___ Extracted information
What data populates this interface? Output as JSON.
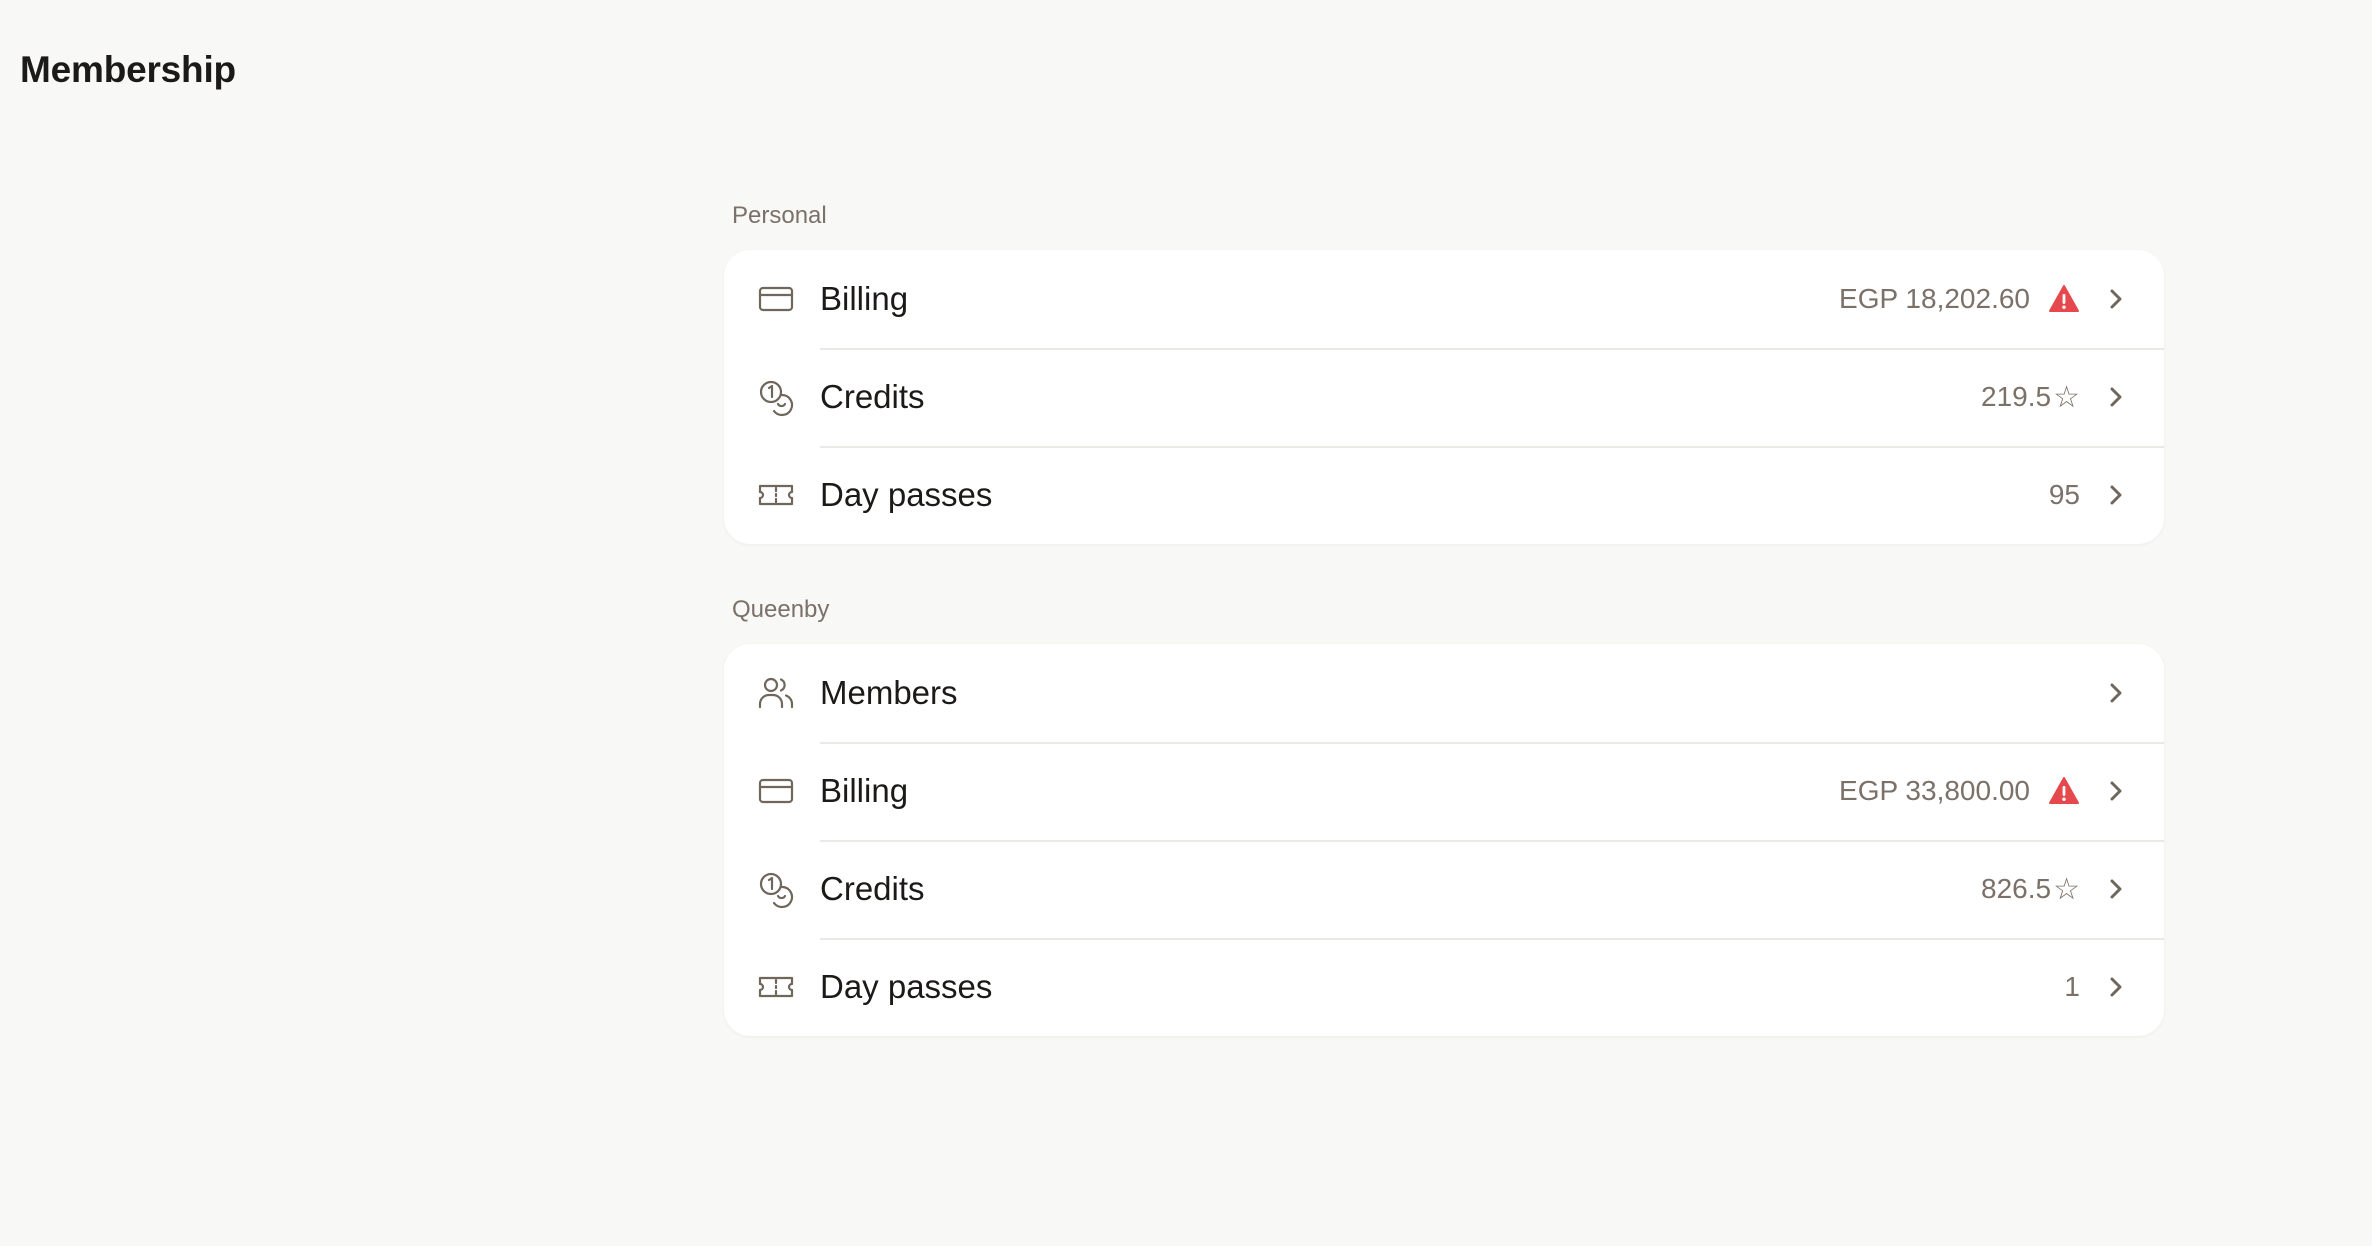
{
  "page": {
    "title": "Membership"
  },
  "sections": {
    "personal": {
      "label": "Personal",
      "billing": {
        "label": "Billing",
        "value": "EGP 18,202.60",
        "warning": true
      },
      "credits": {
        "label": "Credits",
        "value": "219.5",
        "value_suffix": "☆"
      },
      "day_passes": {
        "label": "Day passes",
        "value": "95"
      }
    },
    "queenby": {
      "label": "Queenby",
      "members": {
        "label": "Members"
      },
      "billing": {
        "label": "Billing",
        "value": "EGP 33,800.00",
        "warning": true
      },
      "credits": {
        "label": "Credits",
        "value": "826.5",
        "value_suffix": "☆"
      },
      "day_passes": {
        "label": "Day passes",
        "value": "1"
      }
    }
  },
  "icons": {
    "billing": "credit-card-icon",
    "credits": "coins-icon",
    "day_passes": "ticket-icon",
    "members": "users-icon",
    "warning": "warning-triangle-icon",
    "chevron": "chevron-right-icon"
  },
  "colors": {
    "background": "#f8f8f6",
    "card": "#ffffff",
    "text_primary": "#1c1a17",
    "text_secondary": "#7b7168",
    "icon": "#6f665c",
    "warning": "#e5484d",
    "divider": "#ebe9e6"
  }
}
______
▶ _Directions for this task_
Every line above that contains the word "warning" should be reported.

▶ _Finished exercise_
        "warning": true
        "warning": true
    "warning": "warning-triangle-icon",
    "warning": "#e5484d",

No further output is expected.